**Brief**
Here are some entries; quote each one exactly.

─── Source information ───

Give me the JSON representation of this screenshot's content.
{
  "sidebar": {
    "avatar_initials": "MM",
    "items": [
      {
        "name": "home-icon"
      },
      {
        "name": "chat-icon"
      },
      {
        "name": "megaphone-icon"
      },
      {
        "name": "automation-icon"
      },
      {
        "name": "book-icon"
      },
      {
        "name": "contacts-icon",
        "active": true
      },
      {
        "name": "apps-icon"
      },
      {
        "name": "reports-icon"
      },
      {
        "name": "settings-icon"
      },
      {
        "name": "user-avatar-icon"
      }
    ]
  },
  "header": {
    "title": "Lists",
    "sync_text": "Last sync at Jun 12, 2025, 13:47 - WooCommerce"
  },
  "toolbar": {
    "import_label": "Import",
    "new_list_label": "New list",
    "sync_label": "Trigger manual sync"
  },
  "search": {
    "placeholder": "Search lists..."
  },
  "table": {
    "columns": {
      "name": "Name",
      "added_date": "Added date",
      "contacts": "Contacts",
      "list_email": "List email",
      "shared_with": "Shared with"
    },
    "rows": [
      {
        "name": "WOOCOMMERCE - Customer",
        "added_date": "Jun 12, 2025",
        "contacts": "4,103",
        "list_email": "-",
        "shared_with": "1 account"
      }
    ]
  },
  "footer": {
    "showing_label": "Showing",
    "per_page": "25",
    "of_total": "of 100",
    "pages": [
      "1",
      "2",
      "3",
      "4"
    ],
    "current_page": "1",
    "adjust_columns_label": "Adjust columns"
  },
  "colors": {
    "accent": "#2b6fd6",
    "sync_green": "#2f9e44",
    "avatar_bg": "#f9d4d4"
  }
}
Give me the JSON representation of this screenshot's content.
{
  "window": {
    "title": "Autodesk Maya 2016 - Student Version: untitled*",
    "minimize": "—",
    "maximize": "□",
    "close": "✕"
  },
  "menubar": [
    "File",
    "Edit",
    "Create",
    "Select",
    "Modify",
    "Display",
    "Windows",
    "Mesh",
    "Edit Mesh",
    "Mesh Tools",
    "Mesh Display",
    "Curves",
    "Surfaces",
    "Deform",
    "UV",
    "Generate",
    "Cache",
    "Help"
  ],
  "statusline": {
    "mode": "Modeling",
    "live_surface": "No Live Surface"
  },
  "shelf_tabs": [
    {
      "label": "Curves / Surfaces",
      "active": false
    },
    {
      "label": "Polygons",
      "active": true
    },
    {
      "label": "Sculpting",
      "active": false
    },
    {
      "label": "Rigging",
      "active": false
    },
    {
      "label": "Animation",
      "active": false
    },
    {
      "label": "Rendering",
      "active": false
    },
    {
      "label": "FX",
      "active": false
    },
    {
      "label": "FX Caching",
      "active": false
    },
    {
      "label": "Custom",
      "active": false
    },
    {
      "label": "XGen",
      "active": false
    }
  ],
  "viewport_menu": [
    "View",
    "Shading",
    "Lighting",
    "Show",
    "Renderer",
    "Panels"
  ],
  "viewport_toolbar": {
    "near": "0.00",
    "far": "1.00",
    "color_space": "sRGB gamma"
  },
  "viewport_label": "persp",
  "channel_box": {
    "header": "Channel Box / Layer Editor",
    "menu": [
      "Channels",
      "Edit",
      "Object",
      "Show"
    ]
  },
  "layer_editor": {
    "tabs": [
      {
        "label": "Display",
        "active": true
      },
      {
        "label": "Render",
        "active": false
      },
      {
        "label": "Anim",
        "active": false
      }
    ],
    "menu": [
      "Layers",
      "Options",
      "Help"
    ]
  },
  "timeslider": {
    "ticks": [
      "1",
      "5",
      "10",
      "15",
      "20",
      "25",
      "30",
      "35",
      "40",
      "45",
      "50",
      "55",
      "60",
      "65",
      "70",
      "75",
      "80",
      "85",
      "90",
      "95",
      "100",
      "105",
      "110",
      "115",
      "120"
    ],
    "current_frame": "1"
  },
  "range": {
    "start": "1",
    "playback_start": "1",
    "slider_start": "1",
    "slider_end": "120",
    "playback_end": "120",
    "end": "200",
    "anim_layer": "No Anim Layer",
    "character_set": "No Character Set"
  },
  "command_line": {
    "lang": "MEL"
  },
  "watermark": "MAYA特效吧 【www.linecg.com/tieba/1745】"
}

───

**Response area**
Give me the JSON representation of this screenshot's content.
{
  "sidebar": {
    "avatar_initials": "MM",
    "items": [
      {
        "name": "home-icon"
      },
      {
        "name": "chat-icon"
      },
      {
        "name": "megaphone-icon"
      },
      {
        "name": "automation-icon"
      },
      {
        "name": "book-icon"
      },
      {
        "name": "contacts-icon",
        "active": true
      },
      {
        "name": "apps-icon"
      },
      {
        "name": "reports-icon"
      },
      {
        "name": "settings-icon"
      },
      {
        "name": "user-avatar-icon"
      }
    ]
  },
  "header": {
    "title": "Lists",
    "sync_text": "Last sync at Jun 12, 2025, 13:47 - WooCommerce"
  },
  "toolbar": {
    "import_label": "Import",
    "new_list_label": "New list",
    "sync_label": "Trigger manual sync"
  },
  "search": {
    "placeholder": "Search lists..."
  },
  "table": {
    "columns": {
      "name": "Name",
      "added_date": "Added date",
      "contacts": "Contacts",
      "list_email": "List email",
      "shared_with": "Shared with"
    },
    "rows": [
      {
        "name": "WOOCOMMERCE - Customer",
        "added_date": "Jun 12, 2025",
        "contacts": "4,103",
        "list_email": "-",
        "shared_with": "1 account"
      }
    ]
  },
  "footer": {
    "showing_label": "Showing",
    "per_page": "25",
    "of_total": "of 100",
    "pages": [
      "1",
      "2",
      "3",
      "4"
    ],
    "current_page": "1",
    "adjust_columns_label": "Adjust columns"
  },
  "colors": {
    "accent": "#2b6fd6",
    "sync_green": "#2f9e44",
    "avatar_bg": "#f9d4d4"
  }
}
Give me the JSON representation of this screenshot's content.
{
  "window": {
    "title": "Autodesk Maya 2016 - Student Version: untitled*",
    "minimize": "—",
    "maximize": "□",
    "close": "✕"
  },
  "menubar": [
    "File",
    "Edit",
    "Create",
    "Select",
    "Modify",
    "Display",
    "Windows",
    "Mesh",
    "Edit Mesh",
    "Mesh Tools",
    "Mesh Display",
    "Curves",
    "Surfaces",
    "Deform",
    "UV",
    "Generate",
    "Cache",
    "Help"
  ],
  "statusline": {
    "mode": "Modeling",
    "live_surface": "No Live Surface"
  },
  "shelf_tabs": [
    {
      "label": "Curves / Surfaces",
      "active": false
    },
    {
      "label": "Polygons",
      "active": true
    },
    {
      "label": "Sculpting",
      "active": false
    },
    {
      "label": "Rigging",
      "active": false
    },
    {
      "label": "Animation",
      "active": false
    },
    {
      "label": "Rendering",
      "active": false
    },
    {
      "label": "FX",
      "active": false
    },
    {
      "label": "FX Caching",
      "active": false
    },
    {
      "label": "Custom",
      "active": false
    },
    {
      "label": "XGen",
      "active": false
    }
  ],
  "viewport_menu": [
    "View",
    "Shading",
    "Lighting",
    "Show",
    "Renderer",
    "Panels"
  ],
  "viewport_toolbar": {
    "near": "0.00",
    "far": "1.00",
    "color_space": "sRGB gamma"
  },
  "viewport_label": "persp",
  "channel_box": {
    "header": "Channel Box / Layer Editor",
    "menu": [
      "Channels",
      "Edit",
      "Object",
      "Show"
    ]
  },
  "layer_editor": {
    "tabs": [
      {
        "label": "Display",
        "active": true
      },
      {
        "label": "Render",
        "active": false
      },
      {
        "label": "Anim",
        "active": false
      }
    ],
    "menu": [
      "Layers",
      "Options",
      "Help"
    ]
  },
  "timeslider": {
    "ticks": [
      "1",
      "5",
      "10",
      "15",
      "20",
      "25",
      "30",
      "35",
      "40",
      "45",
      "50",
      "55",
      "60",
      "65",
      "70",
      "75",
      "80",
      "85",
      "90",
      "95",
      "100",
      "105",
      "110",
      "115",
      "120"
    ],
    "current_frame": "1"
  },
  "range": {
    "start": "1",
    "playback_start": "1",
    "slider_start": "1",
    "slider_end": "120",
    "playback_end": "120",
    "end": "200",
    "anim_layer": "No Anim Layer",
    "character_set": "No Character Set"
  },
  "command_line": {
    "lang": "MEL"
  },
  "watermark": "MAYA特效吧 【www.linecg.com/tieba/1745】"
}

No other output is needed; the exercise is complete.